In March 1912, John Freuler and Harry Aitken created the Mutual Film Corporation to house their satellite film studios, exchanges, and theaters. Aitken was installed as the first president. The new company's logo featured a winged alarm clock and the legend, "Make Time Fly". At the same time, Aitken used Mutual to acquired Thanhauser Films from another former Milwaukee resident.

In 1913, Aitken made another major acquisition, by luring D.W. Griffith away from Biograph. Even though other studios like Fox, Zukor at Paramount and Laemmle from Universal offered more money, Aitken offered freedom and control.

By 1914, all branches of the Western Film Exchange had been superseded by new Mutual exchanges. Once consolidated, Mutual also acquired Keystone, KayBee and Bison studios.

In 1915, Mutual had offices in 45 cities which in turn supplied the films to over 7,000 theaters. They also opened branch offices in London, Berlin, Rome, and Paris. The foreign offices were overseen by Roy Aitken from the London headquarters.

Problems soon arose however with the conviction of Griffith to make an epic full length feature which had never been done. Griffith held Aitken to his promise of freedom while the heavy cost soon threw Aitken and the board of Mutual into full battles. The board refuse to cover the expenses of a single film that would cost over $100,000 to make and run 120 minutes

Aitken turned to private sources for financing. He obtained money from friends and business acquaintances who invested in the project when Aitken offered his personal guarantee that their money was safe.

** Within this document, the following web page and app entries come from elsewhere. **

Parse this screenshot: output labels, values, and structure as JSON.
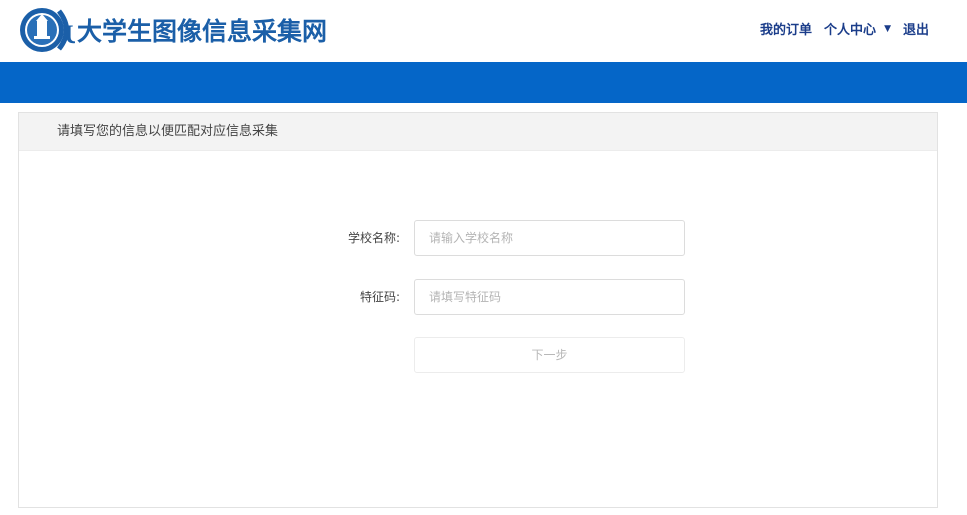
{
  "header": {
    "site_title": "大学生图像信息采集网",
    "logo_letter": "U",
    "nav": {
      "orders": "我的订单",
      "user_center": "个人中心",
      "logout": "退出"
    }
  },
  "panel": {
    "title": "请填写您的信息以便匹配对应信息采集"
  },
  "form": {
    "school": {
      "label": "学校名称:",
      "placeholder": "请输入学校名称",
      "value": ""
    },
    "code": {
      "label": "特征码:",
      "placeholder": "请填写特征码",
      "value": ""
    },
    "next_label": "下一步"
  },
  "colors": {
    "brand_blue": "#0566c8",
    "title_blue": "#1b5fa8",
    "nav_text": "#1b3d8a"
  },
  "icons": {
    "logo": "university-seal-logo-icon",
    "dropdown": "caret-down-icon"
  }
}
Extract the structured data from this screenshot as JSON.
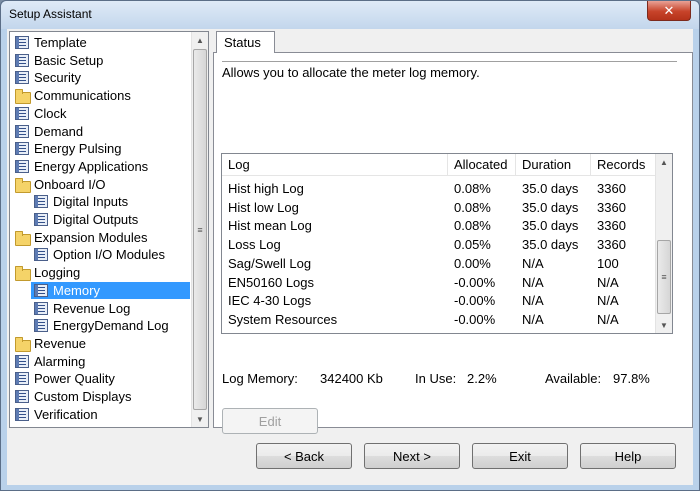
{
  "window": {
    "title": "Setup Assistant",
    "close_glyph": "✕"
  },
  "tree": {
    "items": [
      {
        "label": "Template",
        "icon": "page-icon",
        "indent": 0
      },
      {
        "label": "Basic Setup",
        "icon": "page-icon",
        "indent": 0
      },
      {
        "label": "Security",
        "icon": "page-icon",
        "indent": 0
      },
      {
        "label": "Communications",
        "icon": "folder-icon",
        "indent": 0
      },
      {
        "label": "Clock",
        "icon": "page-icon",
        "indent": 0
      },
      {
        "label": "Demand",
        "icon": "page-icon",
        "indent": 0
      },
      {
        "label": "Energy Pulsing",
        "icon": "page-icon",
        "indent": 0
      },
      {
        "label": "Energy Applications",
        "icon": "page-icon",
        "indent": 0
      },
      {
        "label": "Onboard I/O",
        "icon": "folder-icon",
        "indent": 0
      },
      {
        "label": "Digital Inputs",
        "icon": "page-icon",
        "indent": 1
      },
      {
        "label": "Digital Outputs",
        "icon": "page-icon",
        "indent": 1
      },
      {
        "label": "Expansion Modules",
        "icon": "folder-icon",
        "indent": 0
      },
      {
        "label": "Option I/O Modules",
        "icon": "page-icon",
        "indent": 1
      },
      {
        "label": "Logging",
        "icon": "folder-icon",
        "indent": 0
      },
      {
        "label": "Memory",
        "icon": "page-icon",
        "indent": 1,
        "selected": true
      },
      {
        "label": "Revenue Log",
        "icon": "page-icon",
        "indent": 1
      },
      {
        "label": "EnergyDemand Log",
        "icon": "page-icon",
        "indent": 1
      },
      {
        "label": "Revenue",
        "icon": "folder-icon",
        "indent": 0
      },
      {
        "label": "Alarming",
        "icon": "page-icon",
        "indent": 0
      },
      {
        "label": "Power Quality",
        "icon": "page-icon",
        "indent": 0
      },
      {
        "label": "Custom Displays",
        "icon": "page-icon",
        "indent": 0
      },
      {
        "label": "Verification",
        "icon": "page-icon",
        "indent": 0
      }
    ]
  },
  "tab": {
    "label": "Status"
  },
  "description": "Allows you to allocate the meter log memory.",
  "log_table": {
    "columns": [
      "Log",
      "Allocated",
      "Duration",
      "Records"
    ],
    "rows": [
      [
        "Hist high Log",
        "0.08%",
        "35.0 days",
        "3360"
      ],
      [
        "Hist low Log",
        "0.08%",
        "35.0 days",
        "3360"
      ],
      [
        "Hist mean Log",
        "0.08%",
        "35.0 days",
        "3360"
      ],
      [
        "Loss Log",
        "0.05%",
        "35.0 days",
        "3360"
      ],
      [
        "Sag/Swell Log",
        "0.00%",
        "N/A",
        "100"
      ],
      [
        "EN50160 Logs",
        "-0.00%",
        "N/A",
        "N/A"
      ],
      [
        "IEC 4-30 Logs",
        "-0.00%",
        "N/A",
        "N/A"
      ],
      [
        "System Resources",
        "-0.00%",
        "N/A",
        "N/A"
      ]
    ]
  },
  "summary": {
    "log_memory_label": "Log Memory:",
    "log_memory_value": "342400 Kb",
    "in_use_label": "In Use:",
    "in_use_value": "2.2%",
    "available_label": "Available:",
    "available_value": "97.8%"
  },
  "buttons": {
    "edit": "Edit",
    "back": "< Back",
    "next": "Next >",
    "exit": "Exit",
    "help": "Help"
  },
  "scroll_glyphs": {
    "up": "▲",
    "down": "▼",
    "grip": "≡"
  }
}
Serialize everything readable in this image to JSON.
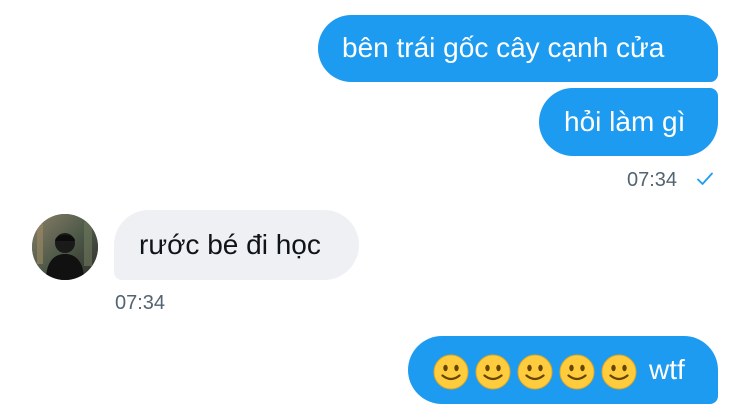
{
  "conversation": {
    "messages": [
      {
        "sender": "me",
        "text": "bên trái gốc cây cạnh cửa"
      },
      {
        "sender": "me",
        "text": "hỏi làm gì"
      },
      {
        "sender": "other",
        "text": "rước bé đi học"
      },
      {
        "sender": "me",
        "text": "wtf",
        "emojis": [
          "slightly-smiling-face",
          "slightly-smiling-face",
          "slightly-smiling-face",
          "slightly-smiling-face",
          "slightly-smiling-face"
        ]
      }
    ],
    "sent_time": "07:34",
    "received_time": "07:34",
    "read_status_icon": "checkmark-icon"
  },
  "colors": {
    "sent_bubble": "#1d9bf0",
    "received_bubble": "#eef0f4",
    "timestamp": "#536471",
    "emoji_face": "#ffcc3e"
  }
}
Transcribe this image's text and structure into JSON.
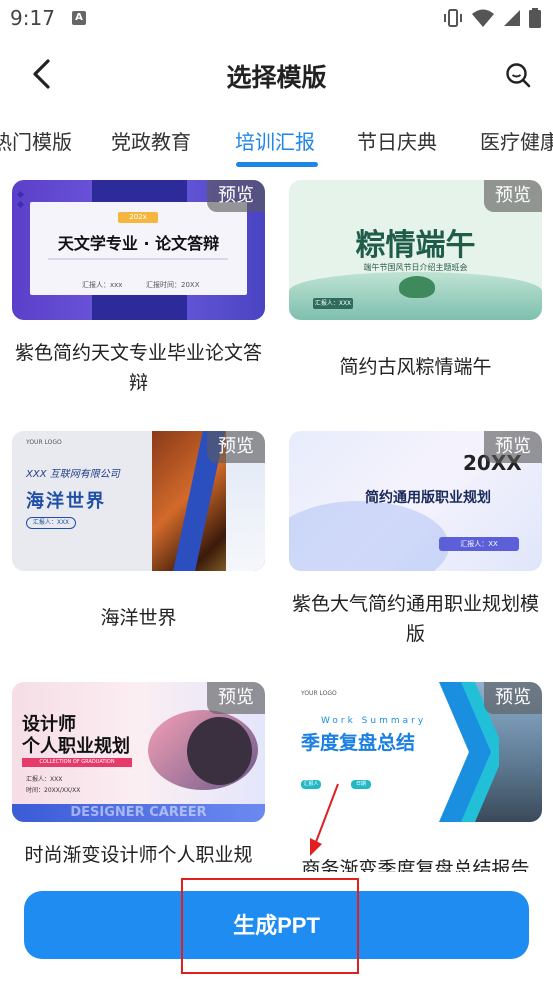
{
  "status": {
    "time": "9:17",
    "notif_letter": "A"
  },
  "header": {
    "title": "选择模版"
  },
  "tabs": [
    {
      "label": "热门模版"
    },
    {
      "label": "党政教育"
    },
    {
      "label": "培训汇报",
      "active": true
    },
    {
      "label": "节日庆典"
    },
    {
      "label": "医疗健康"
    }
  ],
  "templates": [
    {
      "name": "紫色简约天文专业毕业论文答辩",
      "thumb_title": "天文学专业 · 论文答辩",
      "thumb_tag": "202x",
      "thumb_line1": "汇报人：xxx",
      "thumb_line2": "汇报时间：20XX"
    },
    {
      "name": "简约古风粽情端午",
      "thumb_title": "粽情端午",
      "thumb_sub": "端午节国风节日介绍主题班会",
      "thumb_btn": "汇报人：XXX"
    },
    {
      "name": "海洋世界",
      "thumb_logo": "YOUR LOGO",
      "thumb_company": "XXX 互联网有限公司",
      "thumb_title": "海洋世界",
      "thumb_btn": "汇报人：XXX"
    },
    {
      "name": "紫色大气简约通用职业规划模版",
      "thumb_year": "20XX",
      "thumb_title": "简约通用版职业规划",
      "thumb_btn": "汇报人：XX"
    },
    {
      "name": "时尚渐变设计师个人职业规",
      "thumb_title_1": "设计师",
      "thumb_title_2": "个人职业规划",
      "thumb_tag": "COLLECTION OF GRADUATION",
      "thumb_line1": "汇报人：XXX",
      "thumb_line2": "时间：20XX/XX/XX",
      "thumb_bottom": "DESIGNER CAREER"
    },
    {
      "name": "商务渐变季度复盘总结报告",
      "thumb_logo": "YOUR LOGO",
      "thumb_en": "Work Summary",
      "thumb_title": "季度复盘总结",
      "thumb_btn1": "汇报人",
      "thumb_btn2": "日期"
    }
  ],
  "preview_label": "预览",
  "generate_label": "生成PPT",
  "colors": {
    "accent": "#1e86e6",
    "button": "#1e8cf0",
    "annotation": "#e02020"
  }
}
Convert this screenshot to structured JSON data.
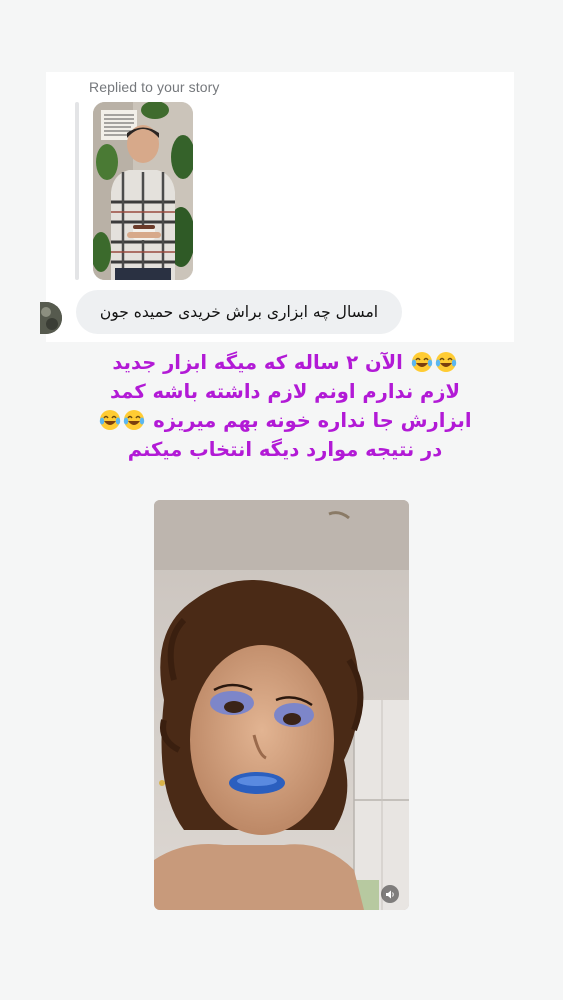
{
  "reply": {
    "label": "Replied to your story"
  },
  "message": {
    "text": "امسال چه ابزاری براش خریدی حمیده جون"
  },
  "caption": {
    "lines": [
      "الآن ۲ ساله که میگه ابزار جدید",
      "لازم ندارم  اونم لازم داشته باشه کمد",
      "ابزارش جا نداره خونه بهم میریزه",
      "در نتیجه موارد دیگه انتخاب میکنم"
    ],
    "color": "#b21ad6",
    "emoji": "face-with-tears-of-joy"
  },
  "icons": {
    "sound": "speaker-icon"
  },
  "colors": {
    "background": "#f5f6f6",
    "bubble": "#eef0f2",
    "label": "#75787c"
  }
}
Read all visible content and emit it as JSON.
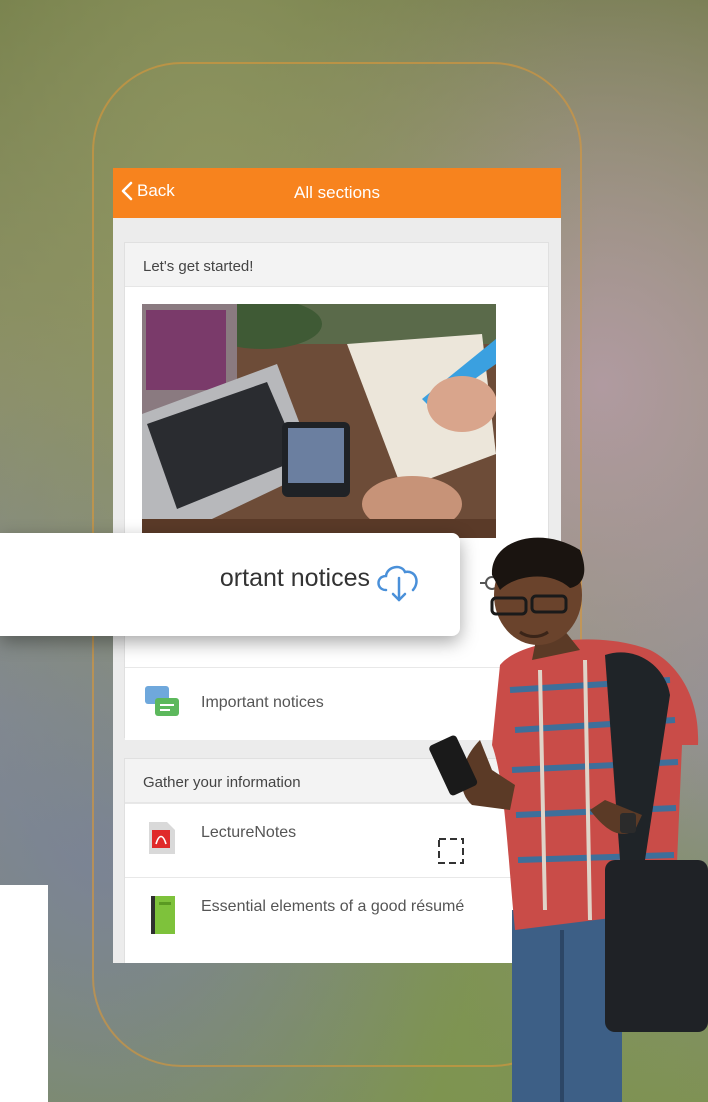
{
  "header": {
    "back_label": "Back",
    "title": "All sections"
  },
  "sections": [
    {
      "title": "Let's get started!",
      "items": [
        {
          "label": "Important notices",
          "icon": "chat-bubbles-icon"
        }
      ]
    },
    {
      "title": "Gather your information",
      "items": [
        {
          "label": "LectureNotes",
          "icon": "pdf-file-icon"
        },
        {
          "label": "Essential elements of a good résumé",
          "icon": "book-icon"
        }
      ]
    }
  ],
  "floating_card": {
    "label": "Important notices",
    "visible_label": "ortant notices",
    "icon": "cloud-download-icon"
  },
  "colors": {
    "accent": "#f7831e",
    "outline": "#d6963c",
    "cloud": "#4a90d9"
  }
}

In this fashion, Aitken raised nearly $100,000. In addition to his reputation, Aitken's personal fortune was on the line. With this funding, Griffith and Aitken formed Epoch Producing Corporation.

Furious at the situation, the Mutual board fired Aitken.

Birth of a Nation, premiered in Los Angeles and was a huge success, even at the astronomical price of $2.00 a ticket. When the film went out on the road with traveling orchestras for extended runs in 20 major cities, the returns were staggering. The New York City engagement alone ran 48 weeks at the Liberty theater on Broadway. Griffith was being lavished with praises and Harry Aitken was riding high on the biggest gamble of his life.

Aitken accumulated a personal fortune from The Birth of a Nation. He then organized the illustrious Triangle Pictures Corporation. Triangle was envisioned as a prestige studio based on the producing abilities of ace filmmakers D. W. Griffith, Thomas Ince, and Mack Sennett. Aitken offered smaller partnerships in Triangle to Adam Kessel and Charles Baumann, producers of the Kay Bee films. In one swift stroke, Aitken crippled Mutual by taking their top directors and over half of their major film-producing companies.

Triangle launched itself with Griffith's film Intolerance. Aitken was in big trouble; Intolerance was a colossal flop. Cash became tight, payrolls were missed, and stars began departing for other studios at a record rate. One by one, Griffith, Ince, and Sennett also left the company. The final blow came when Triangle's Culver City studios were sold for 10 cents on the dollar. The triangle-shaped Culver City lot was sold to Goldwyn Pictures, later to become the home of Metro-Goldwyn-Mayer.

With his limited remaining resources, Harry Aitken was able to buy back some of his old films. These he took back to his home in Waukesha, Wisconsin, where he resided until his death in 1956.

Source: Lamp's Pioneer Series